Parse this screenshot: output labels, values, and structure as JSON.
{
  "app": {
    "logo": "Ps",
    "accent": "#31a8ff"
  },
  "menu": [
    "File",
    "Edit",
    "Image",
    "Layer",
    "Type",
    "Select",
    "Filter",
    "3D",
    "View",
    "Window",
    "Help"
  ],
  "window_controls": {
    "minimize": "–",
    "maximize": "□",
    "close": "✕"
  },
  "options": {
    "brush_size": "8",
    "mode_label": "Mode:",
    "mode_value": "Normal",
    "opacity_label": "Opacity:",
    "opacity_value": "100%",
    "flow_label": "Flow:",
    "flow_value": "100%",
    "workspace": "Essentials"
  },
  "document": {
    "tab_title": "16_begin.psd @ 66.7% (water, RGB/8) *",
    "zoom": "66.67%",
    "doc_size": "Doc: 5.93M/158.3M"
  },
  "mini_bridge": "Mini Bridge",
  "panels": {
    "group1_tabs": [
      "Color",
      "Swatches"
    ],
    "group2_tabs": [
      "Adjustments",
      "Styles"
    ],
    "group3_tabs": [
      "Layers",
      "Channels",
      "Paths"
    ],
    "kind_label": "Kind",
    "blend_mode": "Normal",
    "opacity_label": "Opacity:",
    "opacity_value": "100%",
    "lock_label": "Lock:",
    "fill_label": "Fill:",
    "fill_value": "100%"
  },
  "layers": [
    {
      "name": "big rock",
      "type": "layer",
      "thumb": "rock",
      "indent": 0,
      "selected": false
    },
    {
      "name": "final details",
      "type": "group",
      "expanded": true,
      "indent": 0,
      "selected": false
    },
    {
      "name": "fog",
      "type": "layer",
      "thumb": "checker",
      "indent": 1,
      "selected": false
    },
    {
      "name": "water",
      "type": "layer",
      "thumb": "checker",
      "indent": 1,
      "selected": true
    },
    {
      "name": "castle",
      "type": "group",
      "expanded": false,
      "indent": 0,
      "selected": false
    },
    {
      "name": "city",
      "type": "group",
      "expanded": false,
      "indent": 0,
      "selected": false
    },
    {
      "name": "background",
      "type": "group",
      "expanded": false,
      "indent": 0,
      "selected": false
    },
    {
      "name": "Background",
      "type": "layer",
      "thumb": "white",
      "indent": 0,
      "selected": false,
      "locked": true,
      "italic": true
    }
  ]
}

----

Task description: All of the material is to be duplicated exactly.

Response box:
Parse this screenshot: output labels, values, and structure as JSON.
{
  "app": {
    "logo": "Ps",
    "accent": "#31a8ff"
  },
  "menu": [
    "File",
    "Edit",
    "Image",
    "Layer",
    "Type",
    "Select",
    "Filter",
    "3D",
    "View",
    "Window",
    "Help"
  ],
  "window_controls": {
    "minimize": "–",
    "maximize": "□",
    "close": "✕"
  },
  "options": {
    "brush_size": "8",
    "mode_label": "Mode:",
    "mode_value": "Normal",
    "opacity_label": "Opacity:",
    "opacity_value": "100%",
    "flow_label": "Flow:",
    "flow_value": "100%",
    "workspace": "Essentials"
  },
  "document": {
    "tab_title": "16_begin.psd @ 66.7% (water, RGB/8) *",
    "zoom": "66.67%",
    "doc_size": "Doc: 5.93M/158.3M"
  },
  "mini_bridge": "Mini Bridge",
  "panels": {
    "group1_tabs": [
      "Color",
      "Swatches"
    ],
    "group2_tabs": [
      "Adjustments",
      "Styles"
    ],
    "group3_tabs": [
      "Layers",
      "Channels",
      "Paths"
    ],
    "kind_label": "Kind",
    "blend_mode": "Normal",
    "opacity_label": "Opacity:",
    "opacity_value": "100%",
    "lock_label": "Lock:",
    "fill_label": "Fill:",
    "fill_value": "100%"
  },
  "layers": [
    {
      "name": "big rock",
      "type": "layer",
      "thumb": "rock",
      "indent": 0,
      "selected": false
    },
    {
      "name": "final details",
      "type": "group",
      "expanded": true,
      "indent": 0,
      "selected": false
    },
    {
      "name": "fog",
      "type": "layer",
      "thumb": "checker",
      "indent": 1,
      "selected": false
    },
    {
      "name": "water",
      "type": "layer",
      "thumb": "checker",
      "indent": 1,
      "selected": true
    },
    {
      "name": "castle",
      "type": "group",
      "expanded": false,
      "indent": 0,
      "selected": false
    },
    {
      "name": "city",
      "type": "group",
      "expanded": false,
      "indent": 0,
      "selected": false
    },
    {
      "name": "background",
      "type": "group",
      "expanded": false,
      "indent": 0,
      "selected": false
    },
    {
      "name": "Background",
      "type": "layer",
      "thumb": "white",
      "indent": 0,
      "selected": false,
      "locked": true,
      "italic": true
    }
  ]
}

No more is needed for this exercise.